▸ **What you need to do**
The entries follow. Copy every line in which "医生姓名" appears.

▸ **Listed entries**

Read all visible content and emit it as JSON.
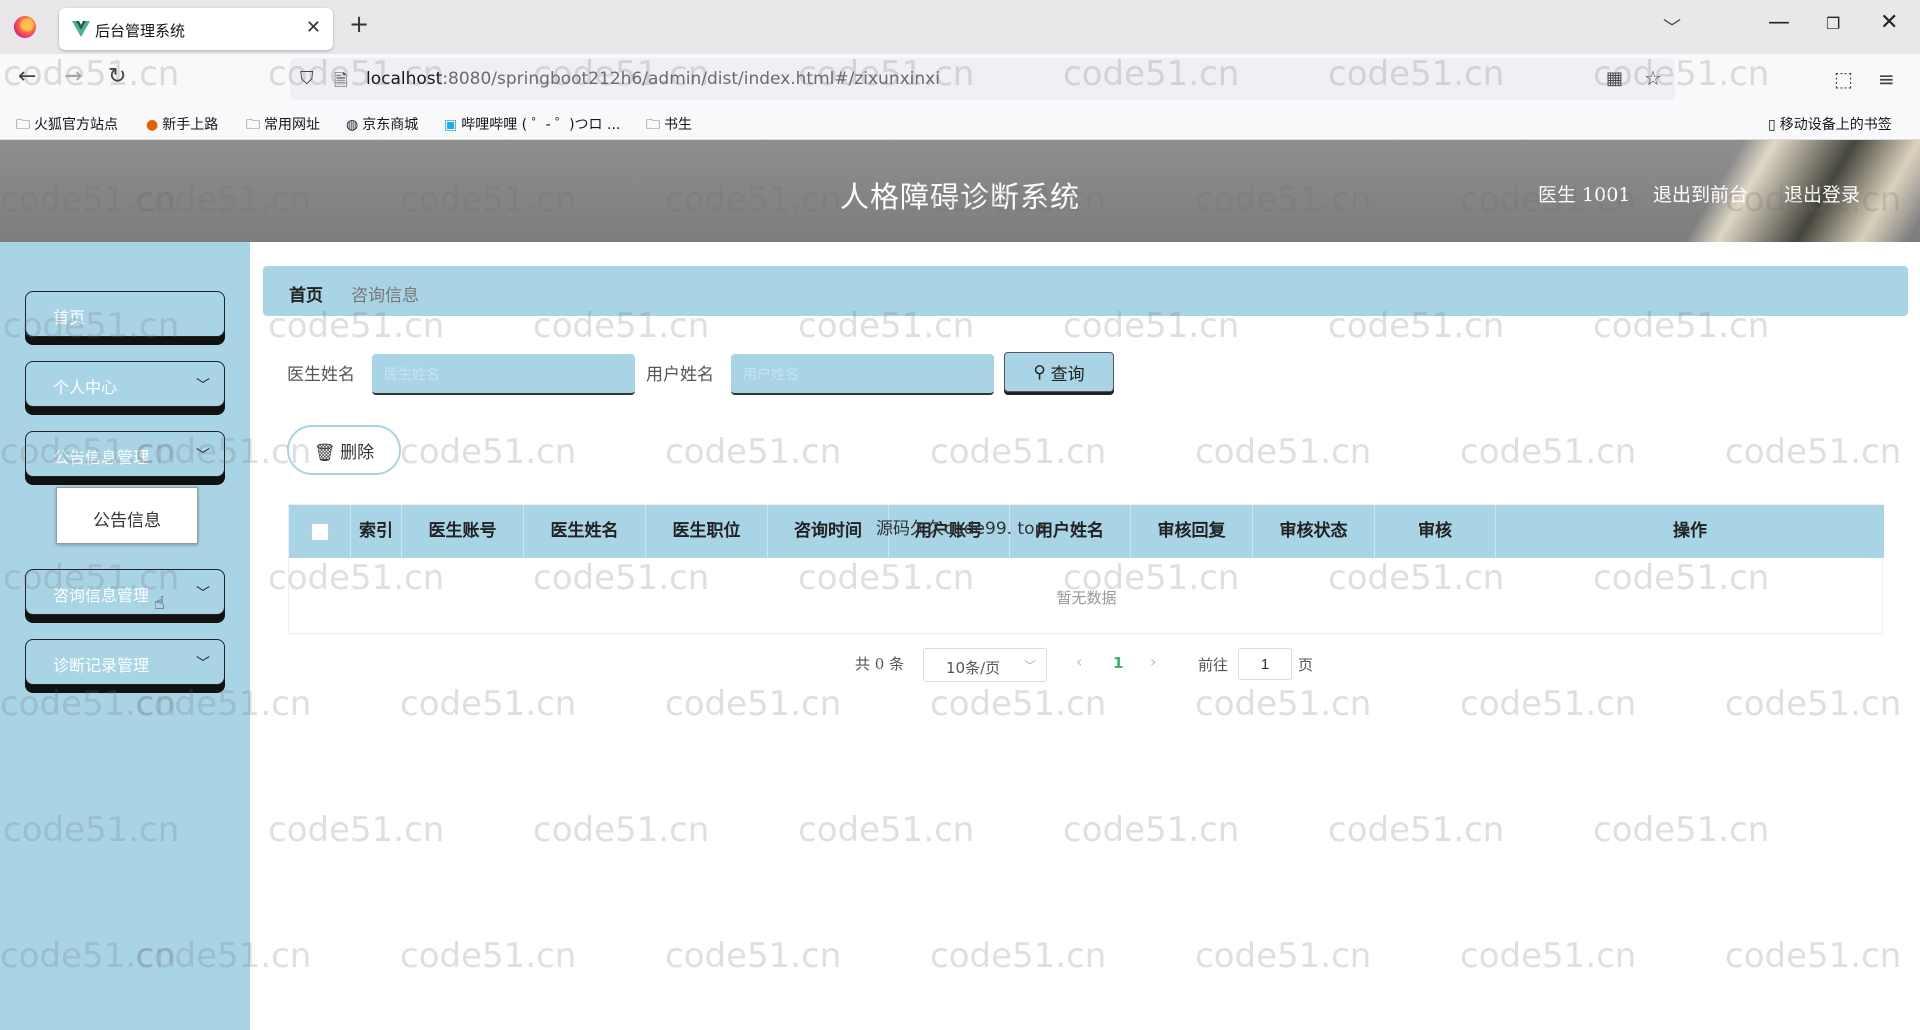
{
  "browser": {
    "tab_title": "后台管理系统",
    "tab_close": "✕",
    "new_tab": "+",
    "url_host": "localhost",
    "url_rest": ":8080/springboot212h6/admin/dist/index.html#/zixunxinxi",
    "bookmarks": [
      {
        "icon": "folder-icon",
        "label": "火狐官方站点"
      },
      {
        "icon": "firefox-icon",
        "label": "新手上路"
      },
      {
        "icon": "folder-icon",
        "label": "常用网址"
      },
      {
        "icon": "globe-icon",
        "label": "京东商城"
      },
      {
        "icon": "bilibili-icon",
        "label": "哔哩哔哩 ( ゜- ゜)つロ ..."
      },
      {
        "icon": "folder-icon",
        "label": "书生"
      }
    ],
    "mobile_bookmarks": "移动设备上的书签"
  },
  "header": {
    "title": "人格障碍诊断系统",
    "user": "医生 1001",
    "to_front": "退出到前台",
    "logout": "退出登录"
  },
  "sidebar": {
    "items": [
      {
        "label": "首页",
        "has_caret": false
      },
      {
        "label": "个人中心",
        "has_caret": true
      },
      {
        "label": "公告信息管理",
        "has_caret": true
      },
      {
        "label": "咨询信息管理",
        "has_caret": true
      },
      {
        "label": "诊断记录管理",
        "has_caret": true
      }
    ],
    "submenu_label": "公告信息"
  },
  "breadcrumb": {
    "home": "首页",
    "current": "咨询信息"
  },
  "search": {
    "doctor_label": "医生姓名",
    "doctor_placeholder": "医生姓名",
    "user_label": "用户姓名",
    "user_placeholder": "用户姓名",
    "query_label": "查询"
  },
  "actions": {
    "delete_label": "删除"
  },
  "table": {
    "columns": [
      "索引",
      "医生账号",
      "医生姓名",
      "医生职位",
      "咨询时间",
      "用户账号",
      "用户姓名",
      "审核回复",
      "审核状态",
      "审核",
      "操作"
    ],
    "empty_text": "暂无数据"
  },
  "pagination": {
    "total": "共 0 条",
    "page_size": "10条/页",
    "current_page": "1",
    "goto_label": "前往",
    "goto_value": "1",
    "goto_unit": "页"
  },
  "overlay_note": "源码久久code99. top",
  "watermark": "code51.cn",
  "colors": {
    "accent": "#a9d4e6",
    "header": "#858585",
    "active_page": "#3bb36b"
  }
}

▸ **Expected answer**
    "doctor_label": "医生姓名",
    "doctor_placeholder": "医生姓名",
      "医生姓名",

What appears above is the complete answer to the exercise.